▶ Action item: Output only the lines from the line holding "Read all visible content and emit it as JSON." through the close of the records, exactly as they appear, with all pictures omitted.

▶ Records for the exercise:
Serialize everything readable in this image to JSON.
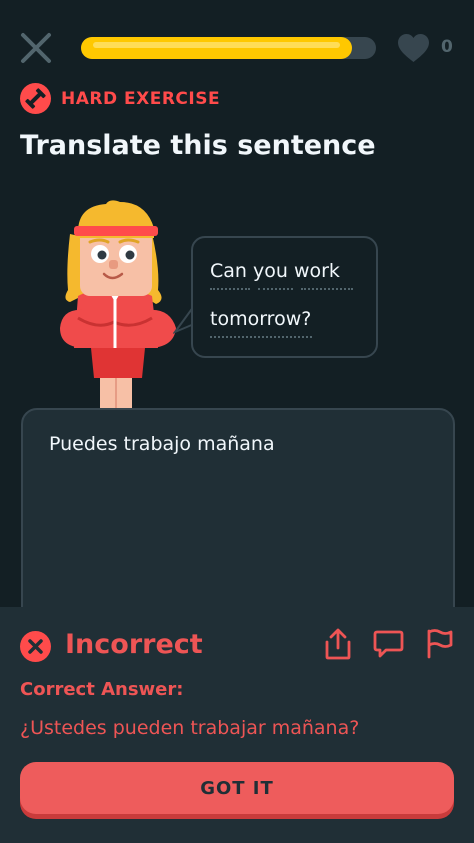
{
  "header": {
    "close_icon": "close-icon",
    "progress": 0.92,
    "progress_color": "#ffc800",
    "heart_icon": "heart-icon",
    "hearts_count": "0"
  },
  "exercise": {
    "badge_icon": "dumbbell-icon",
    "badge_label": "HARD EXERCISE",
    "accent_color": "#ff4b4b",
    "title": "Translate this sentence"
  },
  "prompt": {
    "line1": "Can you work",
    "line2": "tomorrow?"
  },
  "answer": {
    "text": "Puedes trabajo mañana"
  },
  "feedback": {
    "status_icon": "x-icon",
    "status": "Incorrect",
    "correct_label": "Correct Answer:",
    "correct_value": "¿Ustedes pueden trabajar mañana?",
    "button_label": "GOT IT",
    "actions": [
      "share-icon",
      "comment-icon",
      "flag-icon"
    ],
    "color": "#ee5555"
  }
}
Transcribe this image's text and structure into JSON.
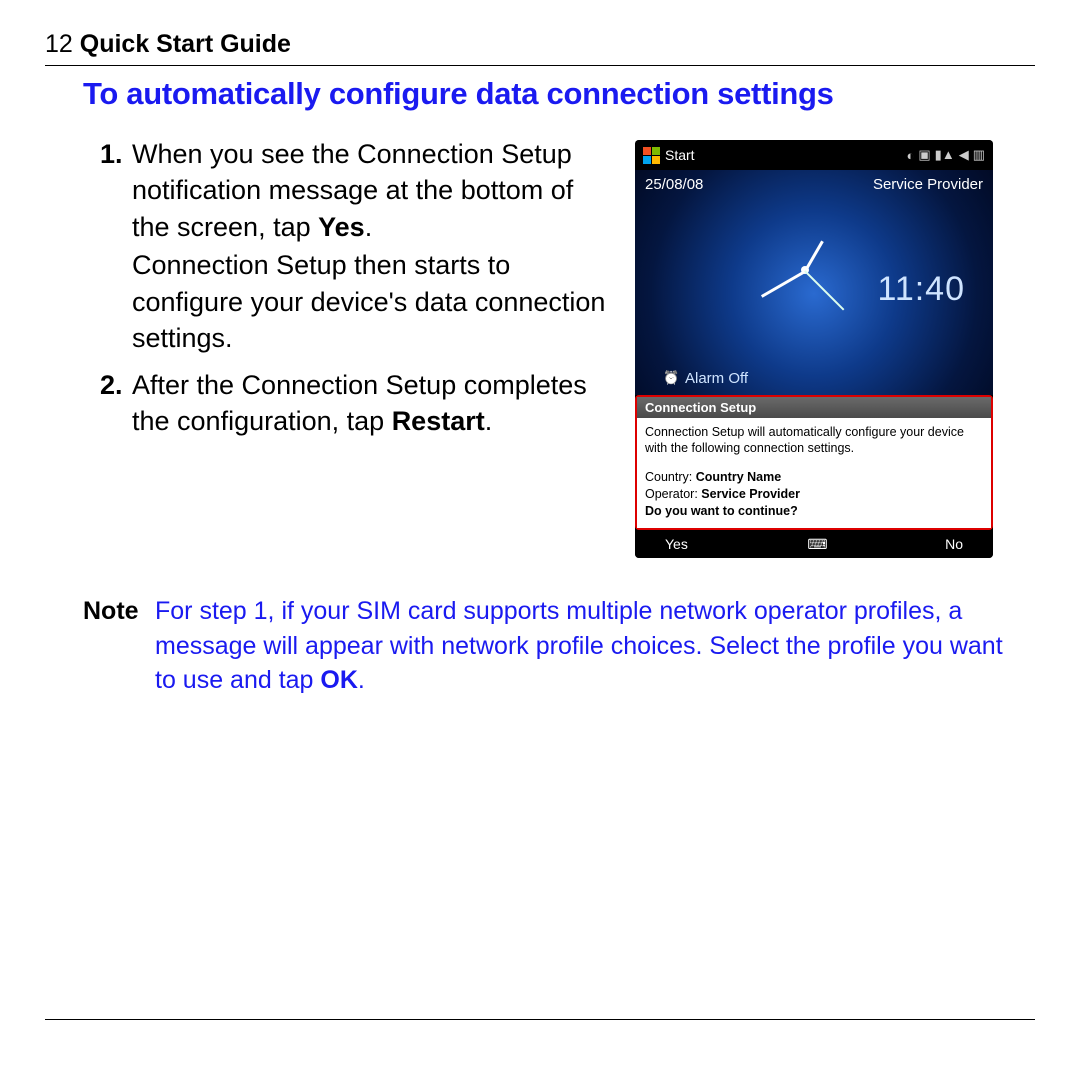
{
  "header": {
    "page_number": "12",
    "title": "Quick Start Guide"
  },
  "section_heading": "To automatically configure data connection settings",
  "steps": [
    {
      "number": "1.",
      "para1_pre": "When you see the Connection Setup notification message at the bottom of the screen, tap ",
      "para1_bold": "Yes",
      "para1_post": ".",
      "para2": "Connection Setup then starts to configure your device's data connection settings."
    },
    {
      "number": "2.",
      "para1_pre": "After the Connection Setup completes the configuration, tap ",
      "para1_bold": "Restart",
      "para1_post": "."
    }
  ],
  "phone": {
    "start_label": "Start",
    "date": "25/08/08",
    "service": "Service Provider",
    "time": "11:40",
    "alarm": "Alarm Off",
    "notification": {
      "title": "Connection Setup",
      "message": "Connection Setup will automatically configure your device with the following connection settings.",
      "country_label": "Country:",
      "country_value": "Country Name",
      "operator_label": "Operator:",
      "operator_value": "Service Provider",
      "prompt": "Do you want to continue?"
    },
    "softkeys": {
      "left": "Yes",
      "right": "No"
    }
  },
  "note": {
    "label": "Note",
    "text_pre": "For step 1, if your SIM card supports multiple network operator profiles, a message will appear with network profile choices. Select the profile you want to use and tap ",
    "text_bold": "OK",
    "text_post": "."
  }
}
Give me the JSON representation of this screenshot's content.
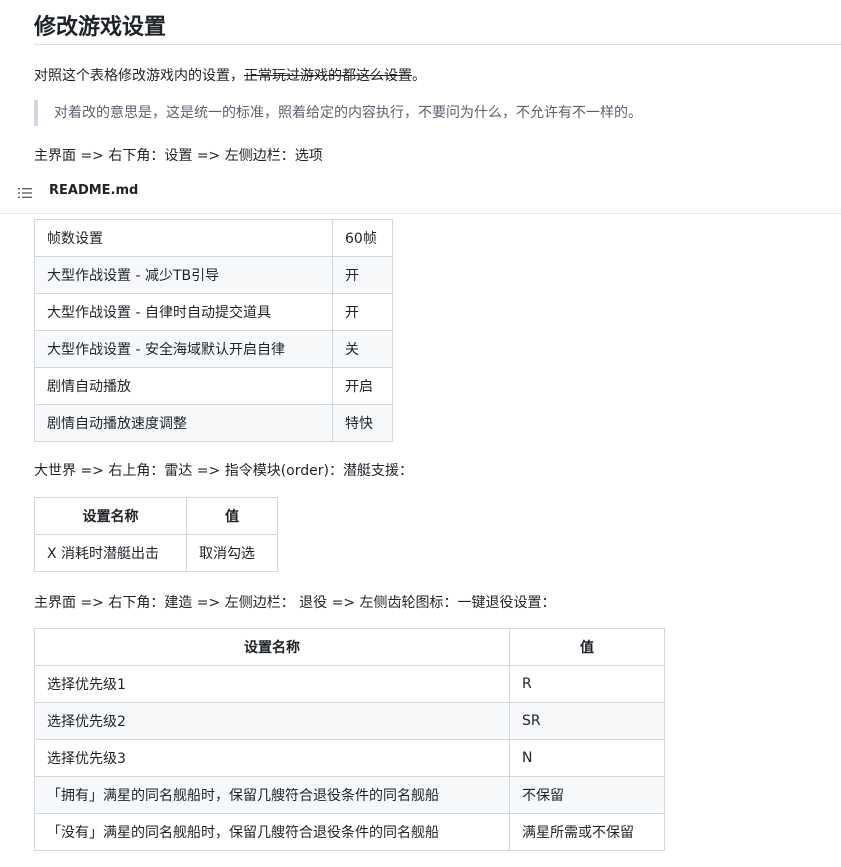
{
  "title": "修改游戏设置",
  "intro": {
    "text_a": "对照这个表格修改游戏内的设置，",
    "text_strike": "正常玩过游戏的都这么设置",
    "text_b": "。"
  },
  "quote": "对着改的意思是，这是统一的标准，照着给定的内容执行，不要问为什么，不允许有不一样的。",
  "path1": "主界面 => 右下角：设置 => 左侧边栏：选项",
  "sticky_header": {
    "icon": "list-icon",
    "filename": "README.md"
  },
  "table1": {
    "rows": [
      {
        "name": "帧数设置",
        "value": "60帧"
      },
      {
        "name": "大型作战设置 - 减少TB引导",
        "value": "开"
      },
      {
        "name": "大型作战设置 - 自律时自动提交道具",
        "value": "开"
      },
      {
        "name": "大型作战设置 - 安全海域默认开启自律",
        "value": "关"
      },
      {
        "name": "剧情自动播放",
        "value": "开启"
      },
      {
        "name": "剧情自动播放速度调整",
        "value": "特快"
      }
    ]
  },
  "path2": "大世界 => 右上角：雷达 => 指令模块(order)：潜艇支援：",
  "table2": {
    "headers": [
      "设置名称",
      "值"
    ],
    "rows": [
      {
        "name": "X 消耗时潜艇出击",
        "value": "取消勾选"
      }
    ]
  },
  "path3": "主界面 => 右下角：建造 => 左侧边栏： 退役 => 左侧齿轮图标：一键退役设置：",
  "table3": {
    "headers": [
      "设置名称",
      "值"
    ],
    "rows": [
      {
        "name": "选择优先级1",
        "value": "R"
      },
      {
        "name": "选择优先级2",
        "value": "SR"
      },
      {
        "name": "选择优先级3",
        "value": "N"
      },
      {
        "name": "「拥有」满星的同名舰船时，保留几艘符合退役条件的同名舰船",
        "value": "不保留"
      },
      {
        "name": "「没有」满星的同名舰船时，保留几艘符合退役条件的同名舰船",
        "value": "满星所需或不保留"
      }
    ]
  }
}
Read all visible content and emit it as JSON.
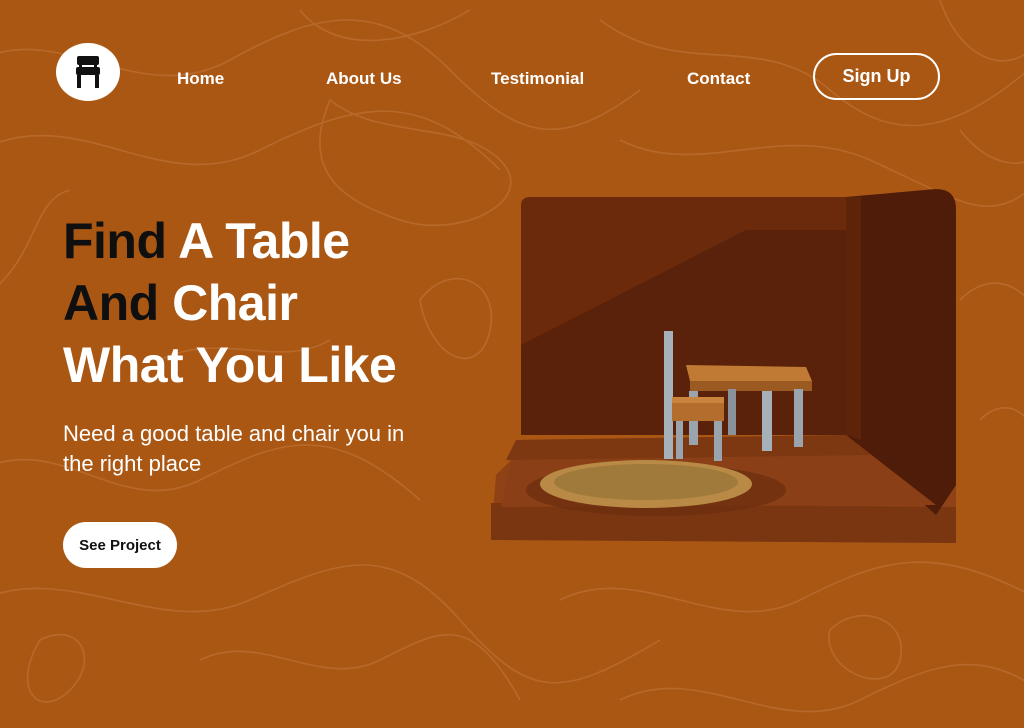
{
  "brand": {
    "logo_icon": "chair-icon"
  },
  "nav": {
    "items": [
      {
        "label": "Home"
      },
      {
        "label": "About Us"
      },
      {
        "label": "Testimonial"
      },
      {
        "label": "Contact"
      }
    ],
    "signup_label": "Sign Up"
  },
  "hero": {
    "title_line1_dark": "Find",
    "title_line1_light": "A Table",
    "title_line2_dark": "And",
    "title_line2_light": "Chair",
    "title_line3": "What You Like",
    "subtitle": "Need a good table and chair you in the right place",
    "cta_label": "See Project"
  },
  "colors": {
    "background": "#ab5714",
    "topo_lines": "#b86a2c",
    "title_dark": "#0f0f0f",
    "text_light": "#ffffff"
  }
}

▶ Result:
Read all visible content and emit it as JSON.
{
  "brand": {
    "logo_icon": "chair-icon"
  },
  "nav": {
    "items": [
      {
        "label": "Home"
      },
      {
        "label": "About Us"
      },
      {
        "label": "Testimonial"
      },
      {
        "label": "Contact"
      }
    ],
    "signup_label": "Sign Up"
  },
  "hero": {
    "title_line1_dark": "Find",
    "title_line1_light": "A Table",
    "title_line2_dark": "And",
    "title_line2_light": "Chair",
    "title_line3": "What You Like",
    "subtitle": "Need a good table and chair you in the right place",
    "cta_label": "See Project"
  },
  "colors": {
    "background": "#ab5714",
    "topo_lines": "#b86a2c",
    "title_dark": "#0f0f0f",
    "text_light": "#ffffff"
  }
}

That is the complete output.